She said: "We were lucky to receive help from Marie Curie nurses, who were with us when we sorely needed them."
Folk stars for club sessions
Glasgow's Live at the Star folk club continues its weekly Tuesday sessions in the basement of The Admiral Bar in Waterloo Street with Madrid-born, Chicago-raised, England-based singer, songwriter and "DADGAD" guitar authority Sarah McQuaid on April 29, Canadian singer of original and traditional songs Eileen McGann on May 6, and club favourite, singer-guitarist Flossie Malavialle on May 13.
Brass brothers to cast a spell

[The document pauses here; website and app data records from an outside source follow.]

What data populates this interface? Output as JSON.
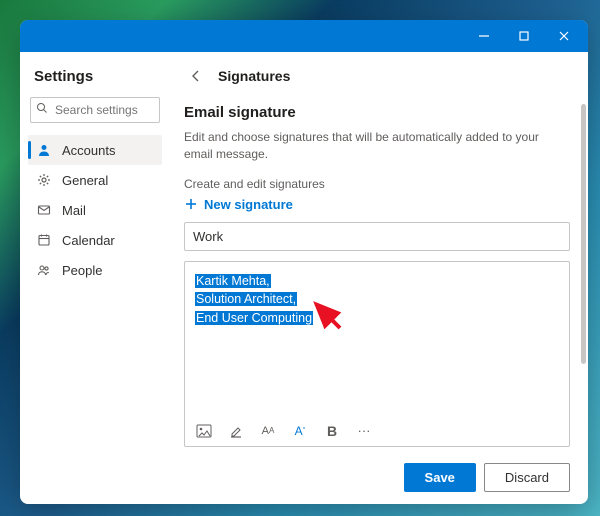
{
  "sidebar": {
    "title": "Settings",
    "search_placeholder": "Search settings",
    "items": [
      {
        "label": "Accounts",
        "icon": "person"
      },
      {
        "label": "General",
        "icon": "gear"
      },
      {
        "label": "Mail",
        "icon": "mail"
      },
      {
        "label": "Calendar",
        "icon": "calendar"
      },
      {
        "label": "People",
        "icon": "people"
      }
    ]
  },
  "page": {
    "title": "Signatures",
    "section_title": "Email signature",
    "section_desc": "Edit and choose signatures that will be automatically added to your email message.",
    "subsection_label": "Create and edit signatures",
    "new_signature_label": "New signature"
  },
  "signature": {
    "name": "Work",
    "lines": [
      "Kartik Mehta,",
      "Solution Architect,",
      "End User Computing"
    ]
  },
  "footer": {
    "save_label": "Save",
    "discard_label": "Discard"
  }
}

Chicago horn octet Hypnotic Brass Ensemble return to Scotland as part of the siblings' Bad Boys of Jazz tour that trails the forthcoming documentary Brothers Hypnotic, showing their lives from growing up as the sons of jazz musician Phil Cohran to touring the world, working with Damon Albarn, and bringing hip hop into their brass chorales through recordings with Mos Def, Childish Gambino and Q-Tip. They play Oran Mor, Glasgow on Wednesday May 14 and the Caves, Edinburgh on May 16.
Reflections on French fantasy
Edinburgh College of Art graduate Kristian Smith, pictured, is the latest artist to show in the airy rooms of the French Institute in Edinburgh's Randolph Crescent. Impressionism is a show of photography and collage that is the fruit of the artist's residency in Clermont Ferrand and reflects on fantasy and projection, with particular inspiration from novelist Emile Zola and French pop star Claude Francois, whose Comme d'Habitude became Frank Sinatra's My Way after Paul Anka had added English lyrics.
The exhibition runs until Saturday May 10 and can be visited between 9.30am and 6.30pm Monday to Friday, and 10am to 1pm on Saturdays.